WORK INSTRUCTIONS -> Which lines in the data below contain the word "デスクトップ"? Return each of them.

(Data excerpts)
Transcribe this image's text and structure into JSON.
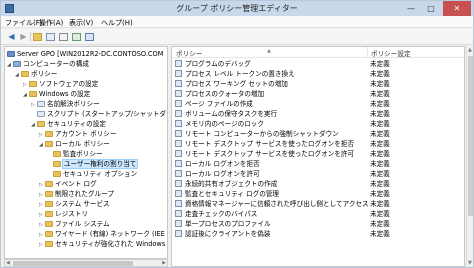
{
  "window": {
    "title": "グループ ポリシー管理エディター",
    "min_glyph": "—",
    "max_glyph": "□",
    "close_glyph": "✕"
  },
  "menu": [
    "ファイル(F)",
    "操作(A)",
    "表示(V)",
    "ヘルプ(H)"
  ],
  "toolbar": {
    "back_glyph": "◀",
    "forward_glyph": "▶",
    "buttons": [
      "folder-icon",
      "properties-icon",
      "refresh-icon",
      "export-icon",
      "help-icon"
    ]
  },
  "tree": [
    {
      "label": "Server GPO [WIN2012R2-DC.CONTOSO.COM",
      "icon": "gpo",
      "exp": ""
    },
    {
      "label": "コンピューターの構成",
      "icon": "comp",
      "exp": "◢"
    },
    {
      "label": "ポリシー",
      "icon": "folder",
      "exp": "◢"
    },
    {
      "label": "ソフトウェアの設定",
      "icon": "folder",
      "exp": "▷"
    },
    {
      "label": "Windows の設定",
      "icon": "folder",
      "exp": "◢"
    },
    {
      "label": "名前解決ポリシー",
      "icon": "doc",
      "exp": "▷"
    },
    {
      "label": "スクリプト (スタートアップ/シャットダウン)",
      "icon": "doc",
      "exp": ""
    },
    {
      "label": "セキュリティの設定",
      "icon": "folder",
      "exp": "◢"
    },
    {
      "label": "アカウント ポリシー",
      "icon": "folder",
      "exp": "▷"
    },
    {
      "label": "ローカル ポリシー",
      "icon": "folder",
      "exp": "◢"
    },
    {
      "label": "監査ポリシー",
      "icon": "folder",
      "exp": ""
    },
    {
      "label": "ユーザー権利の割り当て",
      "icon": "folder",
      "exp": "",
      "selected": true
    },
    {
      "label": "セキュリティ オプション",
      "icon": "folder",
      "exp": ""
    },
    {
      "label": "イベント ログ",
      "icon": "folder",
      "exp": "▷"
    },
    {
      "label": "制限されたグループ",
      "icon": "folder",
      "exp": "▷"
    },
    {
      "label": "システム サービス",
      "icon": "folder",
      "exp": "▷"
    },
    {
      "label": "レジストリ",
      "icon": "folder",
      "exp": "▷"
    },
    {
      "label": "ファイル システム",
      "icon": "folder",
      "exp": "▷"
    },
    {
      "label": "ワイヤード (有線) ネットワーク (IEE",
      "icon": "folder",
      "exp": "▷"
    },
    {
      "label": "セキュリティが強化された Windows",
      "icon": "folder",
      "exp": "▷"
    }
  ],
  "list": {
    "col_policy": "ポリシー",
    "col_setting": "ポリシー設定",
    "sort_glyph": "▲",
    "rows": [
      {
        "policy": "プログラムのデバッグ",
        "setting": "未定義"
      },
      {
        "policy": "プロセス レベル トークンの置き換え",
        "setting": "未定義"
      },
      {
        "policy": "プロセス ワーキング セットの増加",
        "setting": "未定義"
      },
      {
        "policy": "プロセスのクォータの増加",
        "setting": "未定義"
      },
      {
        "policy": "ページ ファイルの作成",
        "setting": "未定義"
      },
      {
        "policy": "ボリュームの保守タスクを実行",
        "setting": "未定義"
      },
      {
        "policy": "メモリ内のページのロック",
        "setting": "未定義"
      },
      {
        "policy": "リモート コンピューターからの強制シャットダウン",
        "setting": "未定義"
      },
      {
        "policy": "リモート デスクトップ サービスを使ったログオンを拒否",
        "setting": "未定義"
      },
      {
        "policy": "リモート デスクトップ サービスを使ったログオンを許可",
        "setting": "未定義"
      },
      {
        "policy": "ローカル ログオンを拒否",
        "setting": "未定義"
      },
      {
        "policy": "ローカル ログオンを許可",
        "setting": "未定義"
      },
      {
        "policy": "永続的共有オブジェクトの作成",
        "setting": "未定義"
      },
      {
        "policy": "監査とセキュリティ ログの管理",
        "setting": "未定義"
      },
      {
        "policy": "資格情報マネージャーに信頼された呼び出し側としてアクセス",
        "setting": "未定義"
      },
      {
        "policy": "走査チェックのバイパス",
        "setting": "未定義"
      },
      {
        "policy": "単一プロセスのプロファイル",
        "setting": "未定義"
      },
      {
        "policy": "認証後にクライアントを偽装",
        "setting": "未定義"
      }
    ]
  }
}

WRITTEN RESPONSE ->
        "policy": "リモート デスクトップ サービスを使ったログオンを拒否",
        "policy": "リモート デスクトップ サービスを使ったログオンを許可",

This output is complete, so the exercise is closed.